   Walther: The students have to have a realistic view of the economics of veterinary medicine. My number two theme is the importance of students becoming part of the profession. There seems to be some apathy, and it concerns me and the profession. Part of my message to students is that to solve the problems, they have to be part of the solution. They need to be encouraged to become members of their state association and the AVMA, and to participate.

While the National Commission on Veterinary Economic Issues is pursuing its mission, what can veterinary students do to help their economic situation?
   Walther: Again, they have to be realistic of the economics. A lot of students do not realize what having a $100,000 debt load means as far as payback. Most schools don't offer courses or feedback to these students as to how to deal with that. Dr. Kinnarney gave an excellent presentation in Philadelphia a couple of weeks ago on just exactly that: if you've got $60,000 debt and you go to work for $41,000, how much does it cost to pay that debt back and still have a life?
   Kendall: It has to come from the students that they need help. There's a difference in advisers from college to college. Some are open and helpful, others aren't. In some schools more than others, the students feel they have a good relationship with the dean and administrator's office. I'm trying to get a perspective on that.
   Those of us in the profession, after we've read the KPMG market study two or three times, are still learning things from it. At UC-Davis there's going to be a meeting in May on needs assessment at the veterinary schools led by Dr. Lonnie King, chair one of the national commission's working groups.

How have you kept current on veterinary and student issues?
   Kendall: Since being president of the CVMA three years ago, I've kept very involved with committees on the state level in California. I'm currently the legislative chairman, so I've had a chance to see a lot of things. On a national level, it has been a matter of homework. That's why I went to the five Executive Board meetings, to see what's going on and talk to people.
   Walther: I'm fortunate because I've been the Student AVMA second adviser, chosen by SAVMA president Rob Richardson to serve during his term ending this July. If I were to be elected vice president, my legacy would be to have information about student issues and problems flow more freely within the AVMA.

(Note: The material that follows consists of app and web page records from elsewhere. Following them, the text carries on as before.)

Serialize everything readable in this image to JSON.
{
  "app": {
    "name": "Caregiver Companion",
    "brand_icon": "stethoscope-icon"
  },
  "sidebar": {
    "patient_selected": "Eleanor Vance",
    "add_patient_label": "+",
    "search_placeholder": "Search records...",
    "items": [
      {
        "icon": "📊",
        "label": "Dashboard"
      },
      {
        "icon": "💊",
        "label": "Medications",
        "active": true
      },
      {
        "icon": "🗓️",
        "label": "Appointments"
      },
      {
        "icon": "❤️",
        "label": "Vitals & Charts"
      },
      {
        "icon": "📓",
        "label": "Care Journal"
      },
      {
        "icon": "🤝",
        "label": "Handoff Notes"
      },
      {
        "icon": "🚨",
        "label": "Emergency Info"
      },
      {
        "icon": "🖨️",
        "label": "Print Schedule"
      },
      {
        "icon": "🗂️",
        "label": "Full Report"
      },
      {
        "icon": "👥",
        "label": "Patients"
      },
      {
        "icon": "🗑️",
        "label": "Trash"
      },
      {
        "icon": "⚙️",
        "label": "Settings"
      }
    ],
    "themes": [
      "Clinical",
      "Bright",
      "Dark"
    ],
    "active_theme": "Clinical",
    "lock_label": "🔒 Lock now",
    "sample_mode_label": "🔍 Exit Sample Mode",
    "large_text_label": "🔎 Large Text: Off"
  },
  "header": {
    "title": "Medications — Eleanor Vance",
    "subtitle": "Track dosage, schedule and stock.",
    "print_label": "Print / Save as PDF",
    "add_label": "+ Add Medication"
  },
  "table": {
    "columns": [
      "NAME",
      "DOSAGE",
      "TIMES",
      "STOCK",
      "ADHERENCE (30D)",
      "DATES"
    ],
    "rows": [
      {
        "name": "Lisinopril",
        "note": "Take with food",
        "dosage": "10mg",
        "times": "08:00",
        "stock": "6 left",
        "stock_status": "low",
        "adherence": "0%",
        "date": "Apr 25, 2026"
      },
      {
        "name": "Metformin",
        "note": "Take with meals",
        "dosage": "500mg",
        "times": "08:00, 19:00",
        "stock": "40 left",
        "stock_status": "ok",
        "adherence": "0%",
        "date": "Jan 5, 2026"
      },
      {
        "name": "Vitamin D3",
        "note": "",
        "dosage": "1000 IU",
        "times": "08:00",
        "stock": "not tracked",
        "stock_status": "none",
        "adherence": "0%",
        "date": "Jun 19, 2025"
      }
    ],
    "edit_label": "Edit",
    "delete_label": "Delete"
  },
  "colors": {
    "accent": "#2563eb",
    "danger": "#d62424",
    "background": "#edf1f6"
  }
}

Besides student issues, what others would be of special interest to you as a voting member of the Executive Board?
   Walther: I am a very budget-minded person. My previous experience has taught me that how an organization spends its money dictates how well it operates, so I will be an extremely fiscally aware vice president.
   I believe the AVMA reserve fund at this point is adequate. I would never be against going into the reserve for some worthwhile project, but I would be cautious every time we tap into it.

   Kendall: Legislative issues and anything related to business are things I'm really interested in. I've been involved with legislative issues in California, which, fortunately or unfortunately, seems to see a lot of trends first.
   I was involved with the IRS in a three-year battle over my practice's status as a C corporation and was successful. The California VMA ended up co-sponsoring a resolution last year to take what I had learned on a nationwide basis. We asked the AVMA to pursue a technical advice memorandum on C corporation tax filing status from the IRS. The IRS is now going to change the audit technique guide on this issue.
   All of these are areas where I can contribute on the Executive Board. I take the 1 in 15 vote very seriously.